_What the exercise asks_
Carry over every entry exactly as written, though not the pictures it contains.

::::::::::

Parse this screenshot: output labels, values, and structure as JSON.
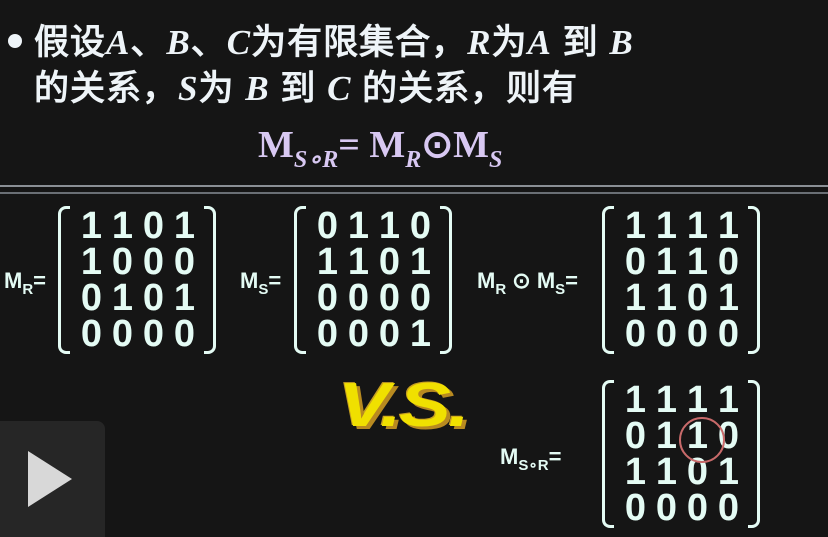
{
  "slide": {
    "line1": [
      "假设",
      "A",
      "、",
      "B",
      "、",
      "C",
      "为有限集合，",
      "R",
      "为",
      "A",
      "到",
      "B"
    ],
    "line2": [
      "的关系，",
      "S",
      "为",
      "B",
      "到",
      "C",
      "的关系，则有"
    ],
    "formula": {
      "m1": "M",
      "s1": "S∘R",
      "eq": "=",
      "m2": "M",
      "s2": "R",
      "op": "⊙",
      "m3": "M",
      "s3": "S"
    },
    "matrices": [
      {
        "label": "M",
        "sub": "R",
        "suffix": "=",
        "rows": [
          [
            "1",
            "1",
            "0",
            "1"
          ],
          [
            "1",
            "0",
            "0",
            "0"
          ],
          [
            "0",
            "1",
            "0",
            "1"
          ],
          [
            "0",
            "0",
            "0",
            "0"
          ]
        ]
      },
      {
        "label": "M",
        "sub": "S",
        "suffix": "=",
        "rows": [
          [
            "0",
            "1",
            "1",
            "0"
          ],
          [
            "1",
            "1",
            "0",
            "1"
          ],
          [
            "0",
            "0",
            "0",
            "0"
          ],
          [
            "0",
            "0",
            "0",
            "1"
          ]
        ]
      },
      {
        "label": "M",
        "sub": "R",
        "op": " ⊙ M",
        "sub2": "S",
        "suffix": "=",
        "rows": [
          [
            "1",
            "1",
            "1",
            "1"
          ],
          [
            "0",
            "1",
            "1",
            "0"
          ],
          [
            "1",
            "1",
            "0",
            "1"
          ],
          [
            "0",
            "0",
            "0",
            "0"
          ]
        ]
      },
      {
        "label": "M",
        "sub": "S∘R",
        "suffix": "=",
        "rows": [
          [
            "1",
            "1",
            "1",
            "1"
          ],
          [
            "0",
            "1",
            "1",
            "0"
          ],
          [
            "1",
            "1",
            "0",
            "1"
          ],
          [
            "0",
            "0",
            "0",
            "0"
          ]
        ],
        "highlight": {
          "row": 2,
          "col": 3,
          "color": "#c86a6a"
        }
      }
    ],
    "vs": "V.S."
  },
  "player": {
    "icon": "play-icon"
  },
  "colors": {
    "background": "#151515",
    "text": "#e4fbf4",
    "formula": "#d8c8f2",
    "vs": "#f0e000",
    "highlight": "#c86a6a"
  }
}
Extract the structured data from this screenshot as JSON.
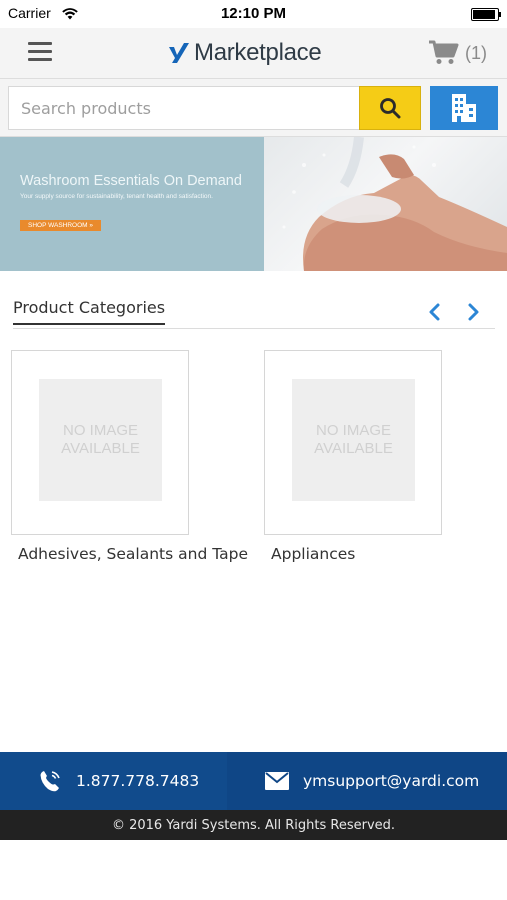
{
  "status_bar": {
    "carrier": "Carrier",
    "time": "12:10 PM"
  },
  "header": {
    "logo_text": "Marketplace",
    "cart_count": "(1)"
  },
  "search": {
    "placeholder": "Search products"
  },
  "banner": {
    "title": "Washroom Essentials On Demand",
    "subtitle": "Your supply source for sustainability, tenant health and satisfaction.",
    "cta": "SHOP WASHROOM »"
  },
  "categories": {
    "title": "Product Categories",
    "no_image_line1": "NO IMAGE",
    "no_image_line2": "AVAILABLE",
    "items": [
      {
        "label": "Adhesives, Sealants and Tape"
      },
      {
        "label": "Appliances"
      }
    ]
  },
  "contact": {
    "phone": "1.877.778.7483",
    "email": "ymsupport@yardi.com"
  },
  "footer": {
    "copyright": "© 2016 Yardi Systems. All Rights Reserved."
  },
  "colors": {
    "search_button": "#f5cc16",
    "building_button": "#2c86d5",
    "contact_bar": "#114b8c",
    "footer": "#222222",
    "banner_left": "#a2c1cb"
  }
}
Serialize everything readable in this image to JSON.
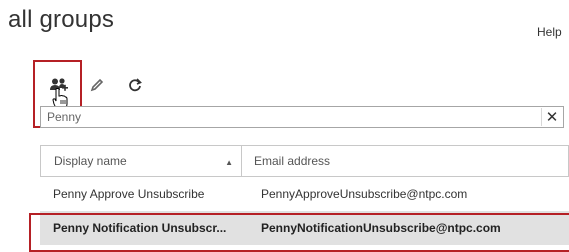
{
  "page": {
    "title": "all groups",
    "help": "Help"
  },
  "toolbar": {
    "add_icon": "add-group-icon",
    "edit_icon": "pencil-icon",
    "refresh_icon": "refresh-icon"
  },
  "search": {
    "value": "Penny",
    "clear_glyph": "✕"
  },
  "grid": {
    "columns": [
      "Display name",
      "Email address"
    ],
    "sort_glyph": "▲",
    "rows": [
      {
        "name": "Penny Approve Unsubscribe",
        "email": "PennyApproveUnsubscribe@ntpc.com",
        "selected": false
      },
      {
        "name": "Penny Notification Unsubscr...",
        "email": "PennyNotificationUnsubscribe@ntpc.com",
        "selected": true
      }
    ]
  },
  "colors": {
    "highlight": "#b52025",
    "selected_row": "#e1e1e1"
  }
}
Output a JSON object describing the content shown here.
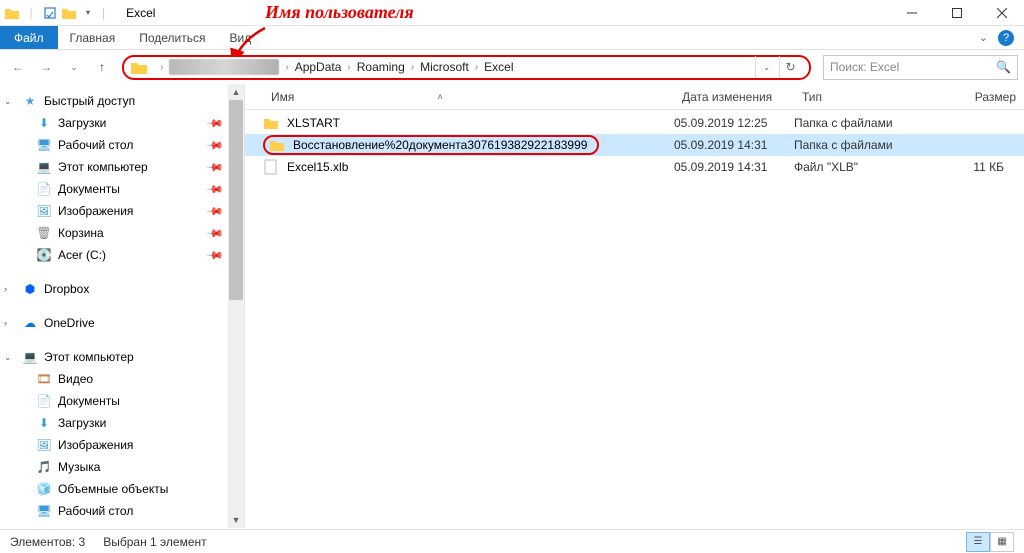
{
  "annotation": {
    "label": "Имя пользователя"
  },
  "title": "Excel",
  "ribbon": {
    "file": "Файл",
    "home": "Главная",
    "share": "Поделиться",
    "view": "Вид"
  },
  "nav": {
    "breadcrumb": [
      "AppData",
      "Roaming",
      "Microsoft",
      "Excel"
    ],
    "search_placeholder": "Поиск: Excel"
  },
  "sidebar": {
    "quick_access": "Быстрый доступ",
    "downloads": "Загрузки",
    "desktop": "Рабочий стол",
    "this_pc": "Этот компьютер",
    "documents": "Документы",
    "pictures": "Изображения",
    "recycle": "Корзина",
    "acer": "Acer (C:)",
    "dropbox": "Dropbox",
    "onedrive": "OneDrive",
    "this_pc2": "Этот компьютер",
    "video": "Видео",
    "documents2": "Документы",
    "downloads2": "Загрузки",
    "pictures2": "Изображения",
    "music": "Музыка",
    "objects3d": "Объемные объекты",
    "desktop2": "Рабочий стол"
  },
  "columns": {
    "name": "Имя",
    "date": "Дата изменения",
    "type": "Тип",
    "size": "Размер"
  },
  "files": [
    {
      "name": "XLSTART",
      "date": "05.09.2019 12:25",
      "type": "Папка с файлами",
      "size": "",
      "kind": "folder"
    },
    {
      "name": "Восстановление%20документа307619382922183999",
      "date": "05.09.2019 14:31",
      "type": "Папка с файлами",
      "size": "",
      "kind": "folder",
      "selected": true,
      "highlighted": true
    },
    {
      "name": "Excel15.xlb",
      "date": "05.09.2019 14:31",
      "type": "Файл \"XLB\"",
      "size": "11 КБ",
      "kind": "file"
    }
  ],
  "status": {
    "elements": "Элементов: 3",
    "selected": "Выбран 1 элемент"
  }
}
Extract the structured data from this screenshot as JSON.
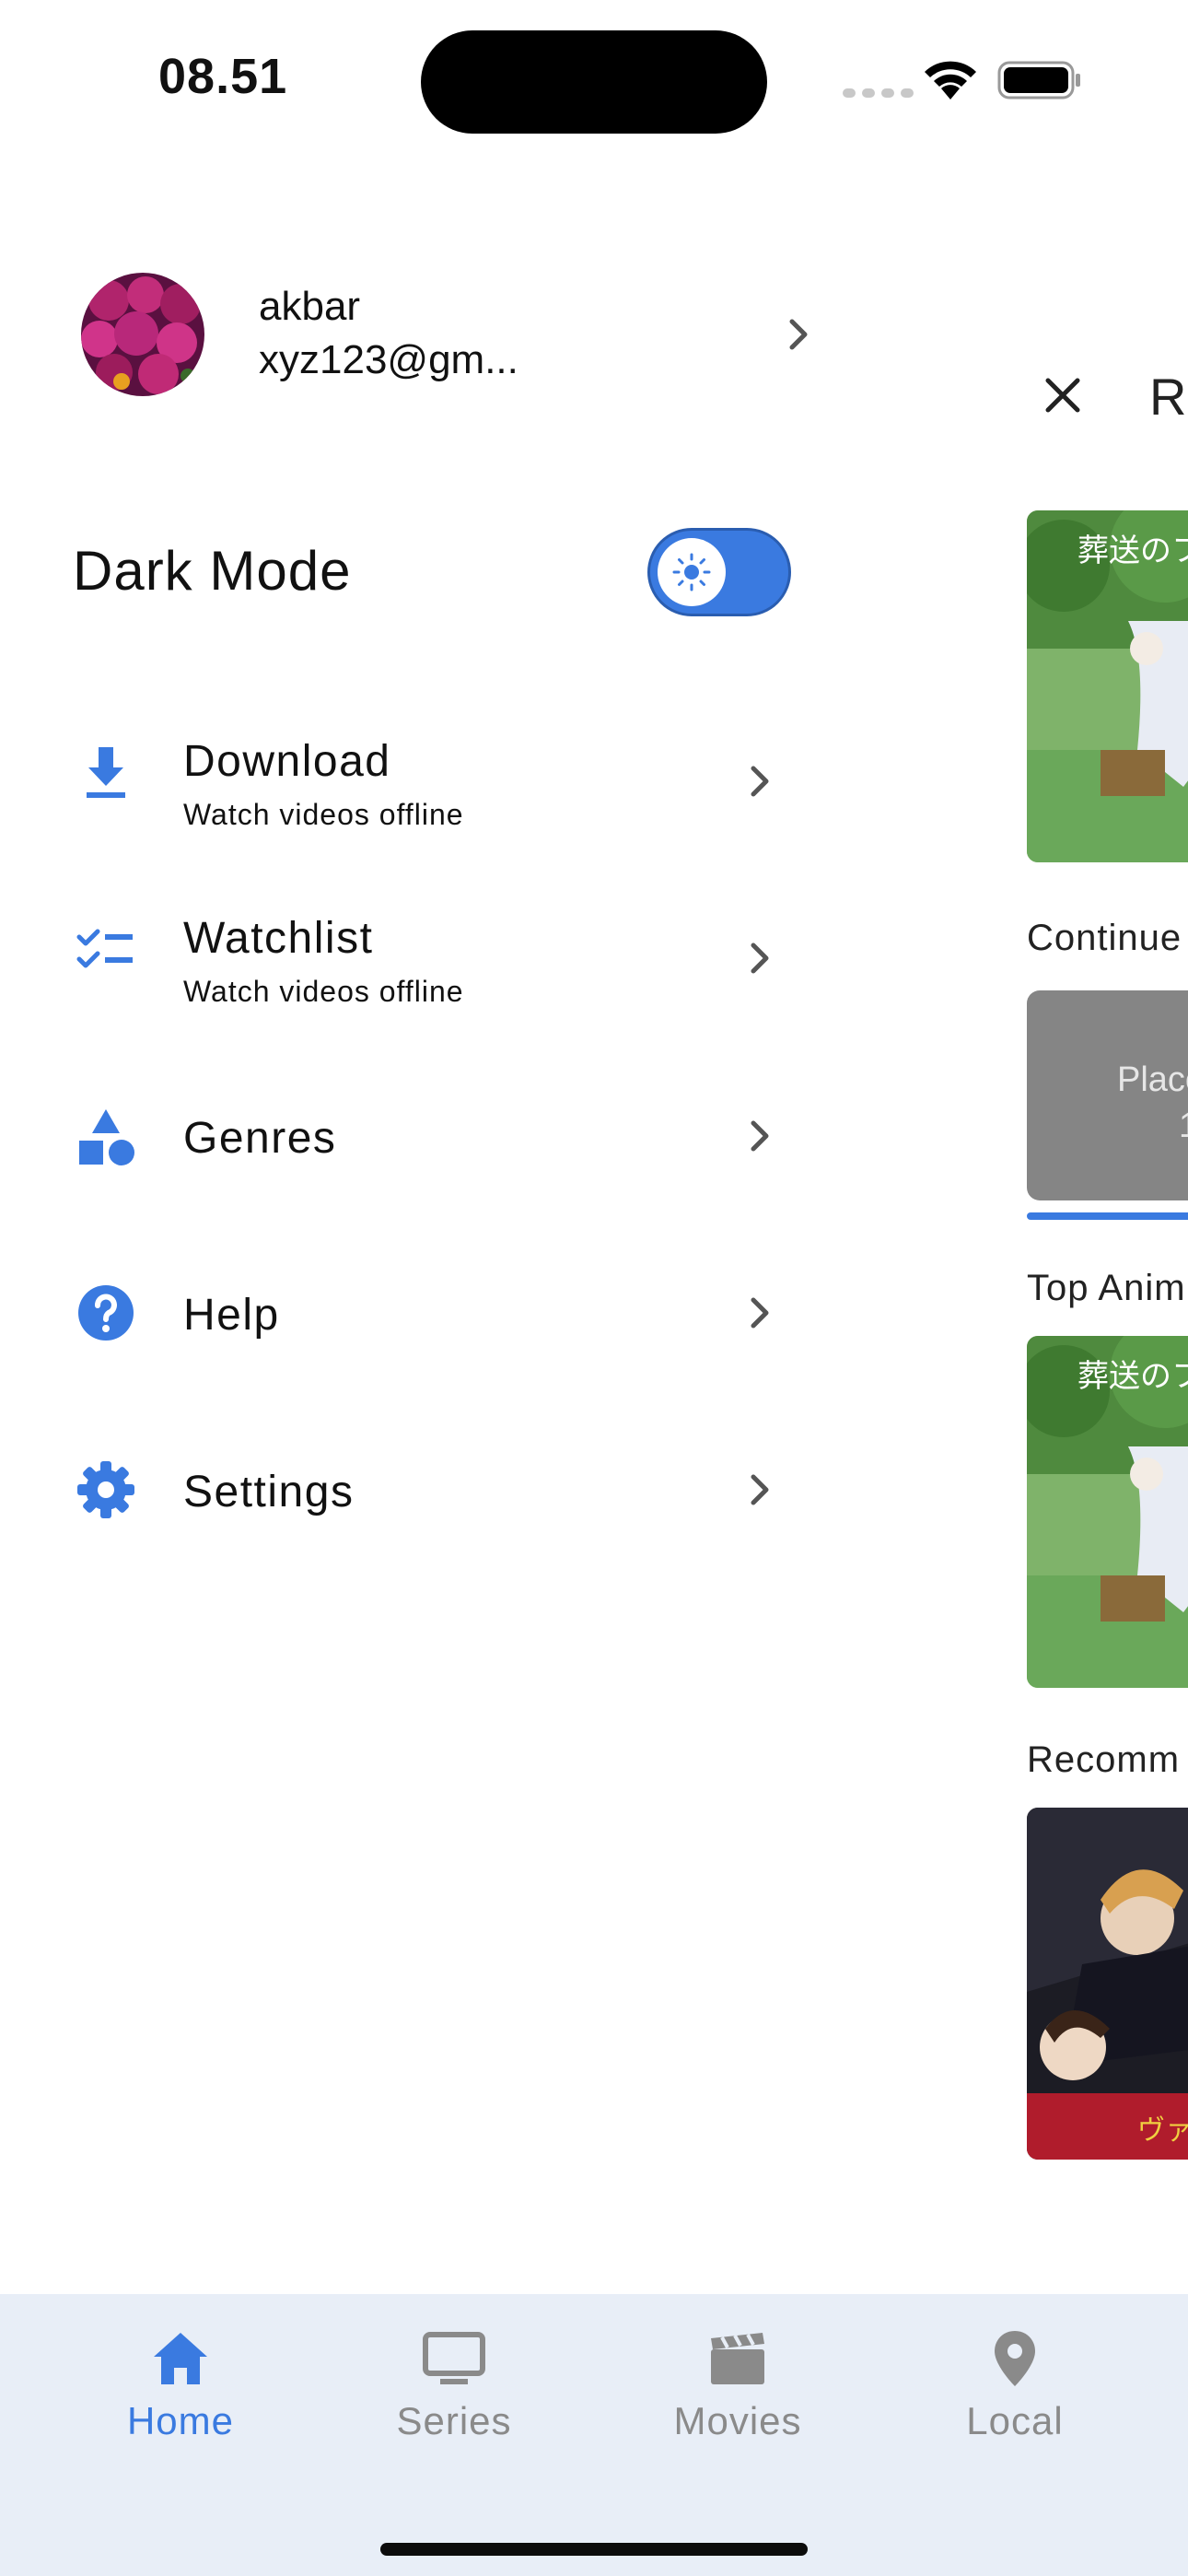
{
  "status_bar": {
    "time": "08.51"
  },
  "profile": {
    "name": "akbar",
    "email": "xyz123@gm..."
  },
  "dark_mode": {
    "label": "Dark Mode",
    "enabled": true
  },
  "menu": {
    "items": [
      {
        "title": "Download",
        "subtitle": "Watch videos offline",
        "icon": "download-icon"
      },
      {
        "title": "Watchlist",
        "subtitle": "Watch videos offline",
        "icon": "checklist-icon"
      },
      {
        "title": "Genres",
        "subtitle": "",
        "icon": "category-shapes-icon"
      },
      {
        "title": "Help",
        "subtitle": "",
        "icon": "help-circle-icon"
      },
      {
        "title": "Settings",
        "subtitle": "",
        "icon": "gear-icon"
      }
    ]
  },
  "main": {
    "title_partial": "Re",
    "sections": {
      "continue": "Continue",
      "top": "Top Anim",
      "recommended": "Recomm"
    },
    "placeholder": {
      "text": "Placeh",
      "number": "1"
    }
  },
  "bottom_nav": {
    "items": [
      {
        "label": "Home",
        "icon": "home-icon",
        "active": true
      },
      {
        "label": "Series",
        "icon": "tv-icon",
        "active": false
      },
      {
        "label": "Movies",
        "icon": "clapperboard-icon",
        "active": false
      },
      {
        "label": "Local",
        "icon": "location-pin-icon",
        "active": false
      }
    ]
  },
  "colors": {
    "accent": "#3a7ae0",
    "nav_background": "#e8eef7",
    "inactive": "#8a8a8a"
  }
}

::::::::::

_Your response_
Parse this screenshot: output labels, values, and structure as JSON.
{
  "slide": {
    "line1": [
      "假设",
      "A",
      "、",
      "B",
      "、",
      "C",
      "为有限集合，",
      "R",
      "为",
      "A",
      "到",
      "B"
    ],
    "line2": [
      "的关系，",
      "S",
      "为",
      "B",
      "到",
      "C",
      "的关系，则有"
    ],
    "formula": {
      "m1": "M",
      "s1": "S∘R",
      "eq": "=",
      "m2": "M",
      "s2": "R",
      "op": "⊙",
      "m3": "M",
      "s3": "S"
    },
    "matrices": [
      {
        "label": "M",
        "sub": "R",
        "suffix": "=",
        "rows": [
          [
            "1",
            "1",
            "0",
            "1"
          ],
          [
            "1",
            "0",
            "0",
            "0"
          ],
          [
            "0",
            "1",
            "0",
            "1"
          ],
          [
            "0",
            "0",
            "0",
            "0"
          ]
        ]
      },
      {
        "label": "M",
        "sub": "S",
        "suffix": "=",
        "rows": [
          [
            "0",
            "1",
            "1",
            "0"
          ],
          [
            "1",
            "1",
            "0",
            "1"
          ],
          [
            "0",
            "0",
            "0",
            "0"
          ],
          [
            "0",
            "0",
            "0",
            "1"
          ]
        ]
      },
      {
        "label": "M",
        "sub": "R",
        "op": " ⊙ M",
        "sub2": "S",
        "suffix": "=",
        "rows": [
          [
            "1",
            "1",
            "1",
            "1"
          ],
          [
            "0",
            "1",
            "1",
            "0"
          ],
          [
            "1",
            "1",
            "0",
            "1"
          ],
          [
            "0",
            "0",
            "0",
            "0"
          ]
        ]
      },
      {
        "label": "M",
        "sub": "S∘R",
        "suffix": "=",
        "rows": [
          [
            "1",
            "1",
            "1",
            "1"
          ],
          [
            "0",
            "1",
            "1",
            "0"
          ],
          [
            "1",
            "1",
            "0",
            "1"
          ],
          [
            "0",
            "0",
            "0",
            "0"
          ]
        ],
        "highlight": {
          "row": 2,
          "col": 3,
          "color": "#c86a6a"
        }
      }
    ],
    "vs": "V.S."
  },
  "player": {
    "icon": "play-icon"
  },
  "colors": {
    "background": "#151515",
    "text": "#e4fbf4",
    "formula": "#d8c8f2",
    "vs": "#f0e000",
    "highlight": "#c86a6a"
  }
}
Extract the structured data from this screenshot as JSON.
{
  "status_bar": {
    "carrier": "Carrier",
    "time": "12:10 PM"
  },
  "header": {
    "logo_text": "Marketplace",
    "cart_count": "(1)"
  },
  "search": {
    "placeholder": "Search products"
  },
  "banner": {
    "title": "Washroom Essentials On Demand",
    "subtitle": "Your supply source for sustainability, tenant health and satisfaction.",
    "cta": "SHOP WASHROOM »"
  },
  "categories": {
    "title": "Product Categories",
    "no_image_line1": "NO IMAGE",
    "no_image_line2": "AVAILABLE",
    "items": [
      {
        "label": "Adhesives, Sealants and Tape"
      },
      {
        "label": "Appliances"
      }
    ]
  },
  "contact": {
    "phone": "1.877.778.7483",
    "email": "ymsupport@yardi.com"
  },
  "footer": {
    "copyright": "© 2016 Yardi Systems. All Rights Reserved."
  },
  "colors": {
    "search_button": "#f5cc16",
    "building_button": "#2c86d5",
    "contact_bar": "#114b8c",
    "footer": "#222222",
    "banner_left": "#a2c1cb"
  }
}
Serialize everything readable in this image to JSON.
{
  "page": {
    "title": "all groups",
    "help": "Help"
  },
  "toolbar": {
    "add_icon": "add-group-icon",
    "edit_icon": "pencil-icon",
    "refresh_icon": "refresh-icon"
  },
  "search": {
    "value": "Penny",
    "clear_glyph": "✕"
  },
  "grid": {
    "columns": [
      "Display name",
      "Email address"
    ],
    "sort_glyph": "▲",
    "rows": [
      {
        "name": "Penny Approve Unsubscribe",
        "email": "PennyApproveUnsubscribe@ntpc.com",
        "selected": false
      },
      {
        "name": "Penny Notification Unsubscr...",
        "email": "PennyNotificationUnsubscribe@ntpc.com",
        "selected": true
      }
    ]
  },
  "colors": {
    "highlight": "#b52025",
    "selected_row": "#e1e1e1"
  }
}
Output a JSON object describing the content shown here.
{
  "annotation": {
    "label": "Имя пользователя"
  },
  "title": "Excel",
  "ribbon": {
    "file": "Файл",
    "home": "Главная",
    "share": "Поделиться",
    "view": "Вид"
  },
  "nav": {
    "breadcrumb": [
      "AppData",
      "Roaming",
      "Microsoft",
      "Excel"
    ],
    "search_placeholder": "Поиск: Excel"
  },
  "sidebar": {
    "quick_access": "Быстрый доступ",
    "downloads": "Загрузки",
    "desktop": "Рабочий стол",
    "this_pc": "Этот компьютер",
    "documents": "Документы",
    "pictures": "Изображения",
    "recycle": "Корзина",
    "acer": "Acer (C:)",
    "dropbox": "Dropbox",
    "onedrive": "OneDrive",
    "this_pc2": "Этот компьютер",
    "video": "Видео",
    "documents2": "Документы",
    "downloads2": "Загрузки",
    "pictures2": "Изображения",
    "music": "Музыка",
    "objects3d": "Объемные объекты",
    "desktop2": "Рабочий стол"
  },
  "columns": {
    "name": "Имя",
    "date": "Дата изменения",
    "type": "Тип",
    "size": "Размер"
  },
  "files": [
    {
      "name": "XLSTART",
      "date": "05.09.2019 12:25",
      "type": "Папка с файлами",
      "size": "",
      "kind": "folder"
    },
    {
      "name": "Восстановление%20документа307619382922183999",
      "date": "05.09.2019 14:31",
      "type": "Папка с файлами",
      "size": "",
      "kind": "folder",
      "selected": true,
      "highlighted": true
    },
    {
      "name": "Excel15.xlb",
      "date": "05.09.2019 14:31",
      "type": "Файл \"XLB\"",
      "size": "11 КБ",
      "kind": "file"
    }
  ],
  "status": {
    "elements": "Элементов: 3",
    "selected": "Выбран 1 элемент"
  }
}
Extract the structured data from this screenshot as JSON.
{
  "status_bar": {
    "time": "08.51"
  },
  "profile": {
    "name": "akbar",
    "email": "xyz123@gm..."
  },
  "dark_mode": {
    "label": "Dark Mode",
    "enabled": true
  },
  "menu": {
    "items": [
      {
        "title": "Download",
        "subtitle": "Watch videos offline",
        "icon": "download-icon"
      },
      {
        "title": "Watchlist",
        "subtitle": "Watch videos offline",
        "icon": "checklist-icon"
      },
      {
        "title": "Genres",
        "subtitle": "",
        "icon": "category-shapes-icon"
      },
      {
        "title": "Help",
        "subtitle": "",
        "icon": "help-circle-icon"
      },
      {
        "title": "Settings",
        "subtitle": "",
        "icon": "gear-icon"
      }
    ]
  },
  "main": {
    "title_partial": "Re",
    "sections": {
      "continue": "Continue",
      "top": "Top Anim",
      "recommended": "Recomm"
    },
    "placeholder": {
      "text": "Placeh",
      "number": "1"
    }
  },
  "bottom_nav": {
    "items": [
      {
        "label": "Home",
        "icon": "home-icon",
        "active": true
      },
      {
        "label": "Series",
        "icon": "tv-icon",
        "active": false
      },
      {
        "label": "Movies",
        "icon": "clapperboard-icon",
        "active": false
      },
      {
        "label": "Local",
        "icon": "location-pin-icon",
        "active": false
      }
    ]
  },
  "colors": {
    "accent": "#3a7ae0",
    "nav_background": "#e8eef7",
    "inactive": "#8a8a8a"
  }
}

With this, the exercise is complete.